by Jacob Wingate-Bishop
Akira, released in 1988, directed by Katsuhiro Otomo and based on the 1982 manga of the same name, tells the story of Shōtarō Kaneda – the cocky leader of a biker gang whose close friend, Tetsuo, comes into possession of extraordinarily powerful, telekinetic powers. As the two-hour motion picture progresses, Kaneda and his companions are thrust into a world of top-secret government intrigue, mass destruction and non-stop violence.
But perhaps the most important part of that whole paragraph is that it’s based on a manga and, true to custom, is an animated film. Why is that important? In the late ‘80s and early ‘90s, the world of manga and anime was an almost exclusively Japanese custom, limited to dedicated fan groups and small-scale conventions. Anime wasn’t the global goliath it is today.
The simple truth is that, for many Westerners, Akira was the first real taste of anime they ever experienced. And what a baptism by swathes of fire it is, too. Theatrical releases in both the United Kingdom and US proved immensely popular, and the movie was made available on home media shortly after. For more than twenty years, it was the only animated film to feature in the Criterion Collection (a video-distribution company specialized in licensing ‘important classic and contemporary films’).
And Akira would go on to make its marks for many years to come. It would pave the way for the rest of anime to sweep the Western world – from timeless classics to obscurer pieces of media. Whether it’s the movie’s themes, such as existentialism, higher being and self-identity, or the iconography of the setting itself, you can see Akira’s influence in other works.

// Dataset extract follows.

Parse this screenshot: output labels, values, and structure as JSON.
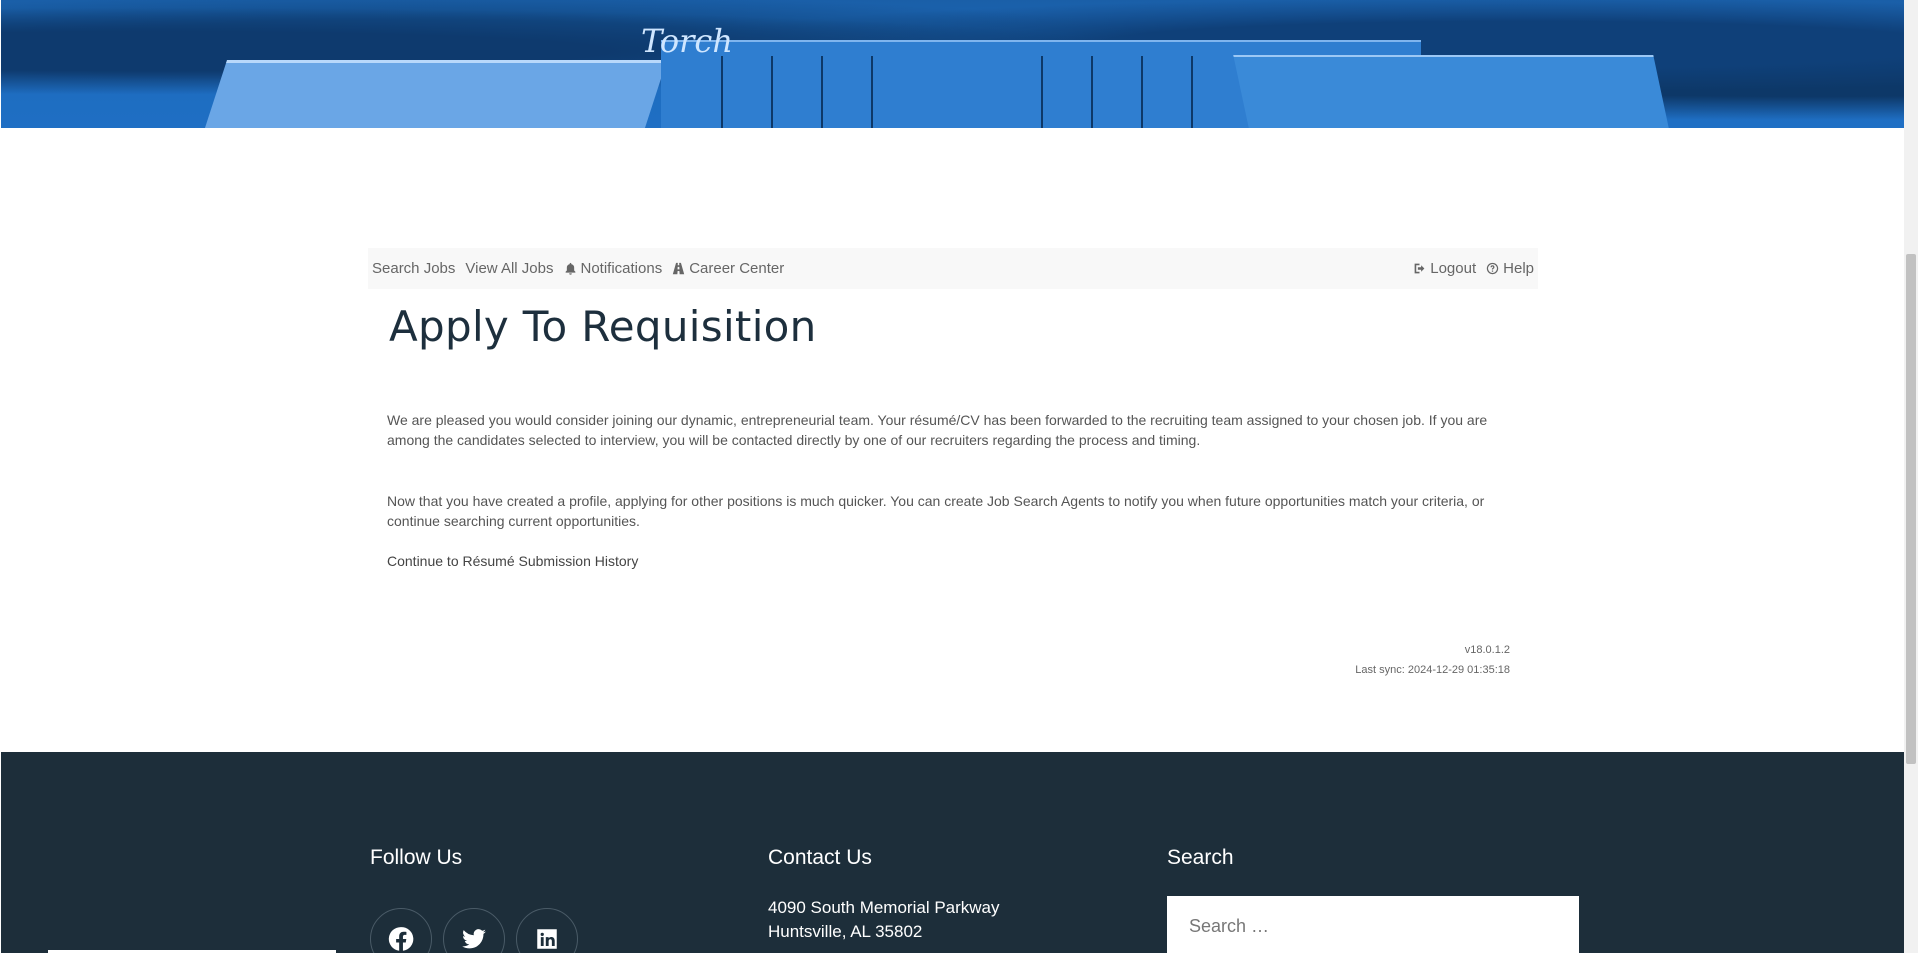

The classic anime of the 1990s for instance; Ghost in the Shell, Cowboy Bebop and Neon Genesis Evangelion all sport homage and inspiration to the defining great. As does Hollywood, with films like The Matrix and Kill Bill counting on its legacy for their creation. Hell, even Stranger Things can’t escape that same fate. If you watch Akira, chances are you’ll see aspects of it branch out into all sorts of media.
It even created the iconic ‘Akira slide’ – referencing a scene where protagonist Kaneda slides his iconic red motorbike into the frame. It’s a shot that’s been recreated in countless movies, television series and video games over the years (most recently, perhaps, in Jordan Peele’s Nope). To call Akira ‘influential’ would be a gross understatement.
And it’s not just one of those films that should only be remembered for what it spawned. It is a groundbreakingmotion picture. Though it deviates somewhat from the source material, it remains a vast, sprawling world to endlessly navigate in just two hours. Every character, every motorbike, every swerve, every building, every neon sign, every piece of dialogue has been slaved over, refined and honed into the punchiest ingredient possible. The result is one hell of a drug. A wild, no-brakes ride through Neo-Tokyo, through dimly lit alleyways and shopfronts swimming in the iridescence.
I really don’t want to give too much of this film away. If you haven’t seen Akira, you should. Not solely because it’s a project that would define an entire movement, but because it’s one of the biggest, loudest, and strangest movies ever made, all these years later. Maybe you’ll keep up with it. Maybe you won’t. Maybe you’ll reach the end of the credits still trying to work out what the hell happened. Just imagine how British households felt all those years ago, with not the faintest idea of what to expect.
It bewildered and enraptured audiences then. It does today. It will for another thirty years. Some movies are just made of special stuff, and Akira has shitloads.